Herrmann has covered the Mets and Yankees since 1988, and has been Newsday’s national golf writer since 2002. Show More
KIAWAH ISLAND, S.C.
It would not have been a shock if Tiger Woods had pulled away from the field and won the PGA Championship after he was tied for first on Friday. Hey, he still is Tiger Woods.
Then again, it was even less of a shock that he tumbled on the weekend. That is where it stands: It still is safe to assume he is the No. 1 personality in the game. It is just not safe to assume he is going to win.
He is back to having to prove himself in majors, instead of making everyone else prove they can keep up with him. It could mean that Woods needs a putting coach, because his putter failed him again. It might mean that he needs to be more confident. Maybe he still needs to be more humble.
Any way you look at it, another major has gone by without him winning, or coming close. He has gone four years without one -- a drought longer than any Jack Nicklaus had until he was 40 (after winning the 1980 PGA Championship by seven strokes, a tournament-record margin that stood until Sunday).
What we saw this week was something new. Yes, there was excitement when Woods tied for the lead Friday. But there was no early coronation, as there had been as recently as June, when he was in the same situation at the U.S. Open.
When fellow co-leader Carl Pettersson appeared at a news conference Friday, no one asked if he was concerned about the specter of Tiger Woods on the leader board. That used to be a standard question, and honest players would admit it looked like a real problem. This observer recalls hearing, before the first round of the 2000 PGA at Valhalla, Ernie Els saying of Woods, "He's probably going to win."
He was right. But that was a long time ago.
Woods said the other day that, considering Nicklaus won his 18th major as a 46-year-old, Woods has 10 years to win four more and tie Nicklaus' record.
It might not be so easy. For starters, Woods must relearn to take charge. He did not break par in any weekend round at a major this year. Sunday, his tee shots went left, his putts went right and nothing went great. He just could not turn it on, finishing with a par 72 in the fourth round and a 2-under-par 286 total for the tournament, 11 strokes out of first.

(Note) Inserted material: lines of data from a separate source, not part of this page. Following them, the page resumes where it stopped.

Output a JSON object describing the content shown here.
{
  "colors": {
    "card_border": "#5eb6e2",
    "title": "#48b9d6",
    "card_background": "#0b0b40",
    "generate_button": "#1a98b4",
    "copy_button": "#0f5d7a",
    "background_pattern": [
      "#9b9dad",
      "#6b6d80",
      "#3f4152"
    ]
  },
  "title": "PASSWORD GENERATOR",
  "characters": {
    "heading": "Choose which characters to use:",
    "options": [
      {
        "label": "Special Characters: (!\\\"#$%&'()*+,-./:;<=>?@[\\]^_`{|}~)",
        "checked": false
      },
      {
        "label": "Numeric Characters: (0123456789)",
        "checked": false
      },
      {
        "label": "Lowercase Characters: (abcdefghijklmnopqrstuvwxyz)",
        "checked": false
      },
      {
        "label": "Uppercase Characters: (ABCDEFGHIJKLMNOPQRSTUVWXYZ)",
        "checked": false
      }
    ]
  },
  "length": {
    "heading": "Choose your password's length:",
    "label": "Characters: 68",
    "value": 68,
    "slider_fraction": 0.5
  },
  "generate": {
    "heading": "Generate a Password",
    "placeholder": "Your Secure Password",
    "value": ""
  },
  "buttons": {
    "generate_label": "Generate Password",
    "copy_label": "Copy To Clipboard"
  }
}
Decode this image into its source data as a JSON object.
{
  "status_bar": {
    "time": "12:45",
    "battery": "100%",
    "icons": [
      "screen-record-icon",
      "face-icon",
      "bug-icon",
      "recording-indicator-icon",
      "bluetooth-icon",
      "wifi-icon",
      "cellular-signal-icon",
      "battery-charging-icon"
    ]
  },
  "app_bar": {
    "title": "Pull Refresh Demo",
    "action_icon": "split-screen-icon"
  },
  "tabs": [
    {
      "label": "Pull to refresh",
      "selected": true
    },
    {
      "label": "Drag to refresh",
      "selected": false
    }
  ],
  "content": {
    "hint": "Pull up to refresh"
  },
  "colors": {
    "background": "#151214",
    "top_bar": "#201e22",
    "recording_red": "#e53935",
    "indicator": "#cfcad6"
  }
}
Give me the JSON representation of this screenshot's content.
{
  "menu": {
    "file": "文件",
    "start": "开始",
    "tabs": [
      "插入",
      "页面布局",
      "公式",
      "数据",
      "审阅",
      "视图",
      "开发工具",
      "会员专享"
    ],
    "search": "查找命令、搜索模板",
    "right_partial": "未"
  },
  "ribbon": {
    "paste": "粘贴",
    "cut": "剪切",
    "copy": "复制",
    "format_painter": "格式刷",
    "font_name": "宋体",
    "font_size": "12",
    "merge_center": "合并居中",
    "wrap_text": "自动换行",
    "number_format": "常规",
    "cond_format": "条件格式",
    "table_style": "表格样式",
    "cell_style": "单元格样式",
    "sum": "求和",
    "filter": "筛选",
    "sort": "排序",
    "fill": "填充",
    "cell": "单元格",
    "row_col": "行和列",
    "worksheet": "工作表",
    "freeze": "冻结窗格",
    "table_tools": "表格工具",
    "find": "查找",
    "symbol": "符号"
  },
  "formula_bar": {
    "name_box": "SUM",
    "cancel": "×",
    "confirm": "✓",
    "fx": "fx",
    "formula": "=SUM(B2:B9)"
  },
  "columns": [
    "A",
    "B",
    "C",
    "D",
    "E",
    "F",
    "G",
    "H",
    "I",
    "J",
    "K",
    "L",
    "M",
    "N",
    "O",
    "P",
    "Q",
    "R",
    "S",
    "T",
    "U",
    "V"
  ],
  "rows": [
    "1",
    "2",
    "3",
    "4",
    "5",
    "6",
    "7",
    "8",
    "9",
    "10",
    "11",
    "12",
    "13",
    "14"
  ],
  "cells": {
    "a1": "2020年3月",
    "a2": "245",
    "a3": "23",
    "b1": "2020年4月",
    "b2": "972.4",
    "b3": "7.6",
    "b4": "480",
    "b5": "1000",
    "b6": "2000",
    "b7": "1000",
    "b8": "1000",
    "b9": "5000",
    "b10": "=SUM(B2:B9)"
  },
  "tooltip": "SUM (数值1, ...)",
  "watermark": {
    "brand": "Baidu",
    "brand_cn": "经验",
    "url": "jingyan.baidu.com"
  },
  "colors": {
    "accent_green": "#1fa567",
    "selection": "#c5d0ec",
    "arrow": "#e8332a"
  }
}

"The thing is, to keep putting myself there," he said. "I'm not going to win them all and I haven't won them all. But the key is putting myself there each and every time and, you know, I'll start getting them again."
For years to come, he likely will have to deal with Rory McIlroy, who dominated Sunday the way Woods used to. McIlroy secured his second major before his 24th birthday, as both Nicklaus and Woods did. Plus, there is a platoon of other golfers capable of having one solid week.
What this means for the sport is anyone's guess. Maybe it will merely heighten the suspense, with people wondering, "When will Tiger finally win another one?" Or maybe the public will begin to lose interest.
The tournament that ended Sunday would have taken a whole different dynamic had Woods won. It would not have been marked the way it was, as a strained championship on an oddball course, with a wacky rule about bunkers, scheduled hideously on an island that has only one road going in and out. Play was stopped by a storm at 4:50 p.m. Saturday, and there was still a huge traffic jam at 9.
A win by Woods would have eclipsed all of that. He still has cachet that no one else does. But does he still have the finishing touch? He has to prove that.